#### Input for this task
^^^^
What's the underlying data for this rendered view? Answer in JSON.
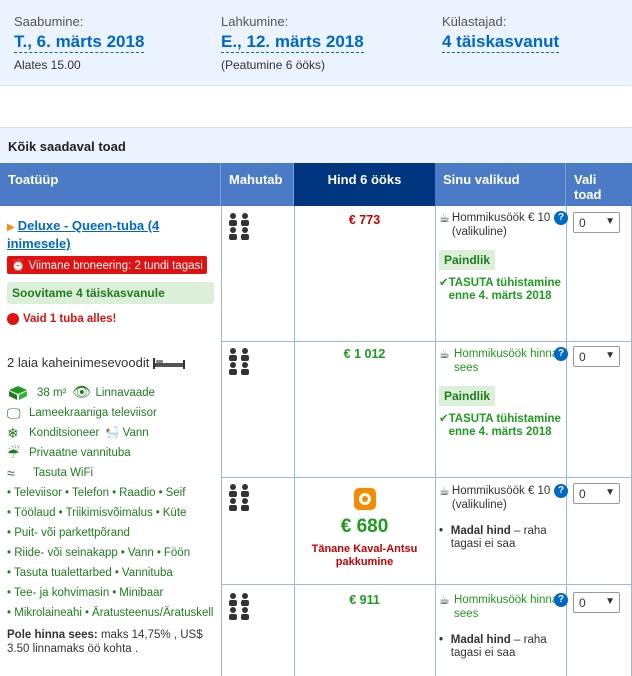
{
  "summary": {
    "checkin_label": "Saabumine:",
    "checkin_value": "T., 6. märts 2018",
    "checkin_note": "Alates 15.00",
    "checkout_label": "Lahkumine:",
    "checkout_value": "E., 12. märts 2018",
    "checkout_note": "(Peatumine 6 ööks)",
    "guests_label": "Külastajad:",
    "guests_value": "4 täiskasvanut"
  },
  "section_title": "Kõik saadaval toad",
  "columns": {
    "room_type": "Toatüüp",
    "capacity": "Mahutab",
    "price": "Hind 6 ööks",
    "choices": "Sinu valikud",
    "select": "Vali toad"
  },
  "room": {
    "name": "Deluxe - Queen-tuba (4 inimesele)",
    "last_booking": "Viimane broneering: 2 tundi tagasi",
    "recommend": "Soovitame 4 täiskasvanule",
    "only_left": "Vaid 1 tuba alles!",
    "beds": "2 laia kaheinimesevoodit",
    "size": "38 m²",
    "facilities": [
      {
        "icon": "city-view-icon",
        "label": "Linnavaade"
      },
      {
        "icon": "tv-icon",
        "label": "Lameekraaniga televiisor"
      },
      {
        "icon": "ac-icon",
        "label": "Konditsioneer"
      },
      {
        "icon": "bath-icon",
        "label": "Vann"
      },
      {
        "icon": "shower-icon",
        "label": "Privaatne vannituba"
      },
      {
        "icon": "wifi-icon",
        "label": "Tasuta WiFi"
      }
    ],
    "amenities": [
      "Televiisor",
      "Telefon",
      "Raadio",
      "Seif",
      "Töölaud",
      "Triikimisvõimalus",
      "Küte",
      "Puit- või parkettpõrand",
      "Riide- või seinakapp",
      "Vann",
      "Föön",
      "Tasuta tualettarbed",
      "Vannituba",
      "Tee- ja kohvimasin",
      "Minibaar",
      "Mikrolaineahi",
      "Äratusteenus/Äratuskell"
    ],
    "not_included_label": "Pole hinna sees:",
    "not_included_text": "maks 14,75% , US$ 3.50 linnamaks öö kohta ."
  },
  "offers": [
    {
      "price": "€ 773",
      "breakfast": "Hommikusöök € 10 (valikuline)",
      "flexible": "Paindlik",
      "cancel": "TASUTA tühistamine enne 4. märts 2018",
      "qty": "0"
    },
    {
      "price": "€ 1 012",
      "breakfast": "Hommikusöök hinna sees",
      "flexible": "Paindlik",
      "cancel": "TASUTA tühistamine enne 4. märts 2018",
      "qty": "0"
    },
    {
      "price": "€ 680",
      "deal": "Tänane Kaval-Antsu pakkumine",
      "breakfast": "Hommikusöök € 10 (valikuline)",
      "low_price": "Madal hind",
      "low_price_rest": "– raha tagasi ei saa",
      "qty": "0"
    },
    {
      "price": "€ 911",
      "breakfast": "Hommikusöök hinna sees",
      "low_price": "Madal hind",
      "low_price_rest": "– raha tagasi ei saa",
      "qty": "0"
    }
  ]
}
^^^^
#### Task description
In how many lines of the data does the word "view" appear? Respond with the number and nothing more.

#### Response area
2